Dataset rows for apps and sites:

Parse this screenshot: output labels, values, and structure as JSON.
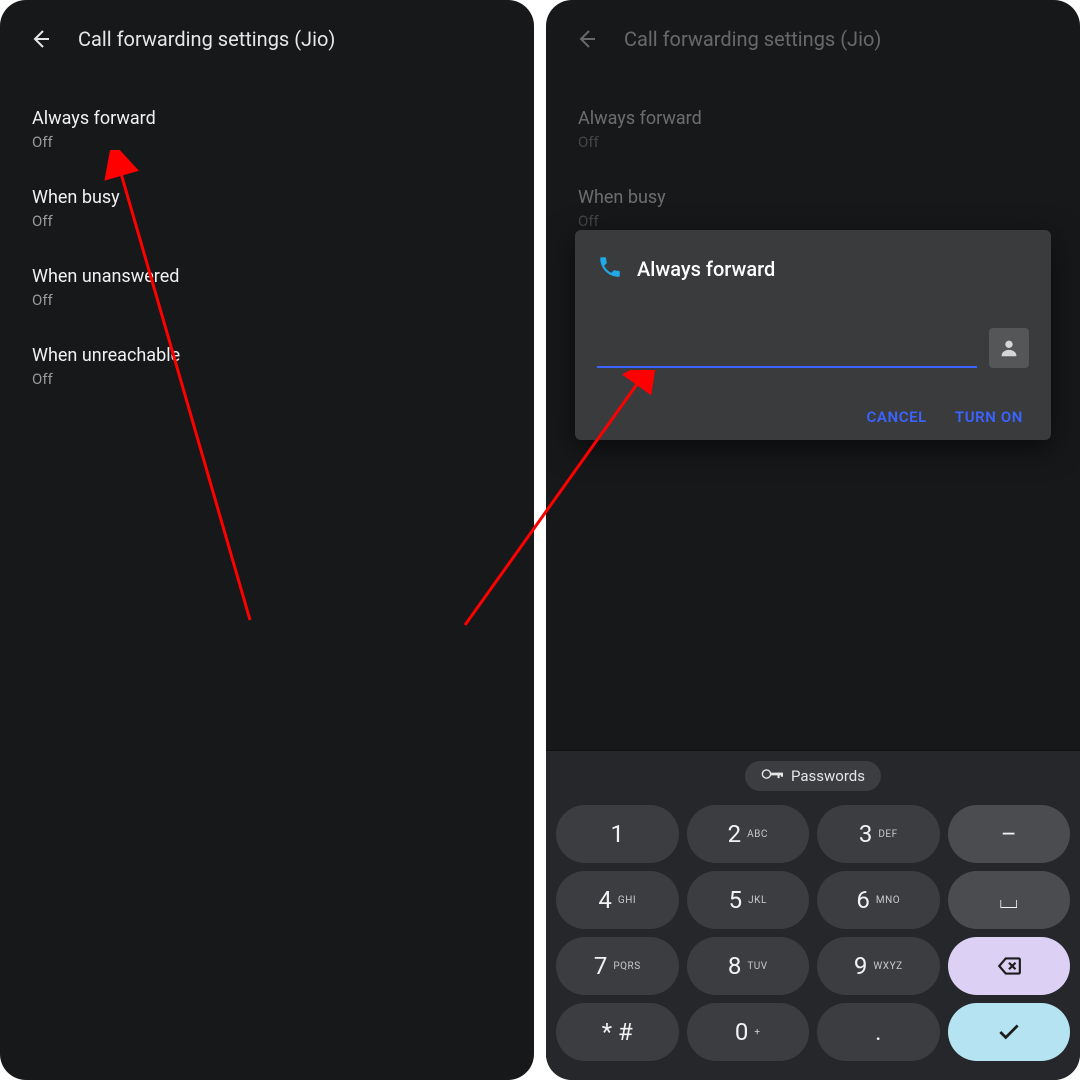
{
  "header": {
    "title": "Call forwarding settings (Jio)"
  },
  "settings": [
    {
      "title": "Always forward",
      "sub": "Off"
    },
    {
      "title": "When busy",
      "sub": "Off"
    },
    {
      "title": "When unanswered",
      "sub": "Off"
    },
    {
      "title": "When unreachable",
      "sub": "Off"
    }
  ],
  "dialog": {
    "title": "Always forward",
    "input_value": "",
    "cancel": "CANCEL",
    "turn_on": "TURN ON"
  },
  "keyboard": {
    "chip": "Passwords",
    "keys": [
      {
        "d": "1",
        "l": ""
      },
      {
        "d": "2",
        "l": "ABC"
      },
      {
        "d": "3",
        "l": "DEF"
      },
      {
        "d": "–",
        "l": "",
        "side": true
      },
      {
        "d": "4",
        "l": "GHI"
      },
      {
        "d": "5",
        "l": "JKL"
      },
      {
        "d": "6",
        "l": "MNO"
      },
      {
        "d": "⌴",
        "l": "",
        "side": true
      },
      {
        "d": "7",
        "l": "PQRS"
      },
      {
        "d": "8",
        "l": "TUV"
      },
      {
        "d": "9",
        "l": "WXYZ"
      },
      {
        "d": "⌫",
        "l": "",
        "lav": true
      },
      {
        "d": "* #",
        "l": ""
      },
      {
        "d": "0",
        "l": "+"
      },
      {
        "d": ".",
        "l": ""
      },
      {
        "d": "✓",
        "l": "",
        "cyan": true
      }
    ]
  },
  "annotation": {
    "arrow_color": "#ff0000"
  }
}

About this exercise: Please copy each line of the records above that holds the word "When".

Response area:
      "title": "When busy",
      "title": "When unanswered",
      "title": "When unreachable",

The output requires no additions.